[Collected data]
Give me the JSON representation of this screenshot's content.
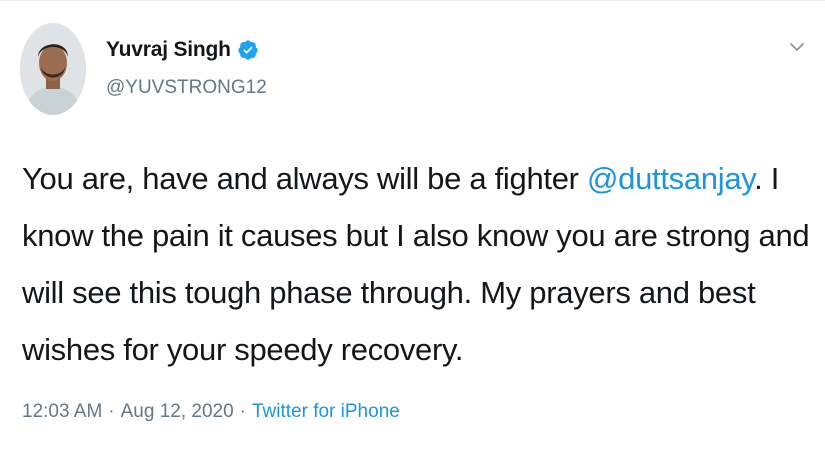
{
  "tweet": {
    "author": {
      "display_name": "Yuvraj Singh",
      "handle": "@YUVSTRONG12",
      "verified": true,
      "avatar_icon": "profile-photo"
    },
    "text": {
      "part1": "You are, have and always will be a fighter ",
      "mention": "@duttsanjay",
      "part2": ". I know the pain it causes but I also know you are strong and will see this tough phase through. My prayers and best wishes for your speedy recovery."
    },
    "meta": {
      "time": "12:03 AM",
      "separator": "·",
      "date": "Aug 12, 2020",
      "source": "Twitter for iPhone"
    },
    "menu_icon": "chevron-down-icon"
  },
  "colors": {
    "link": "#1b95e0",
    "verified": "#1da1f2",
    "secondary_text": "#657786",
    "primary_text": "#14171a"
  }
}
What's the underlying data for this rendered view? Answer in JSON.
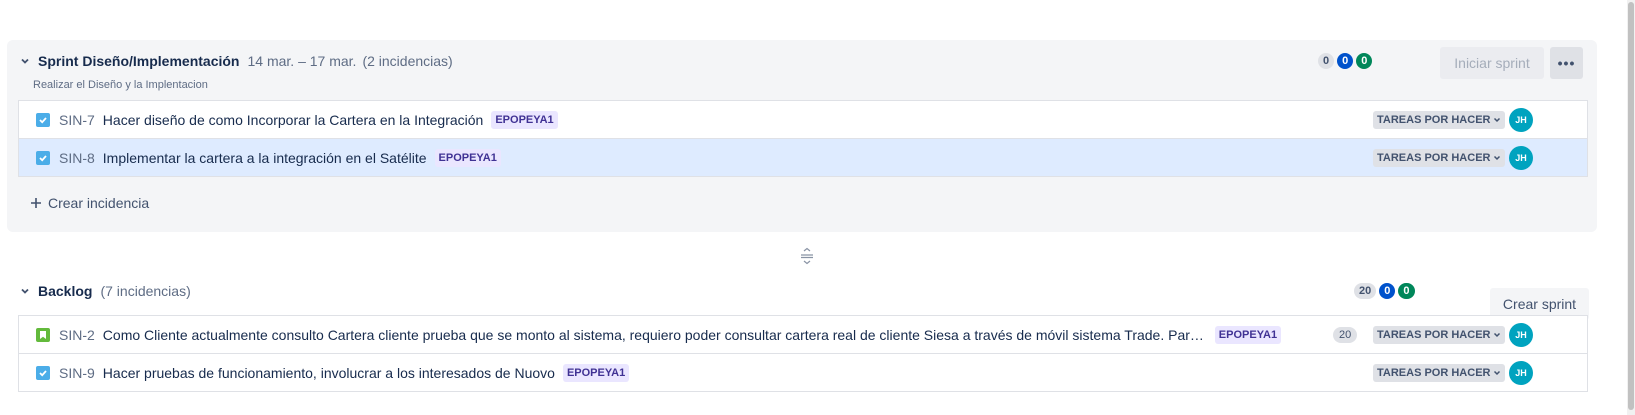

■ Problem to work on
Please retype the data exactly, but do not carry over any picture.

■ Answer box
Give me the JSON representation of this screenshot's content.
{
  "tweet": {
    "author": {
      "display_name": "Yuvraj Singh",
      "handle": "@YUVSTRONG12",
      "verified": true,
      "avatar_icon": "profile-photo"
    },
    "text": {
      "part1": "You are, have and always will be a fighter ",
      "mention": "@duttsanjay",
      "part2": ". I know the pain it causes but I also know you are strong and will see this tough phase through. My prayers and best wishes for your speedy recovery."
    },
    "meta": {
      "time": "12:03 AM",
      "separator": "·",
      "date": "Aug 12, 2020",
      "source": "Twitter for iPhone"
    },
    "menu_icon": "chevron-down-icon"
  },
  "colors": {
    "link": "#1b95e0",
    "verified": "#1da1f2",
    "secondary_text": "#657786",
    "primary_text": "#14171a"
  }
}
What's the underlying data for this rendered view? Answer in JSON.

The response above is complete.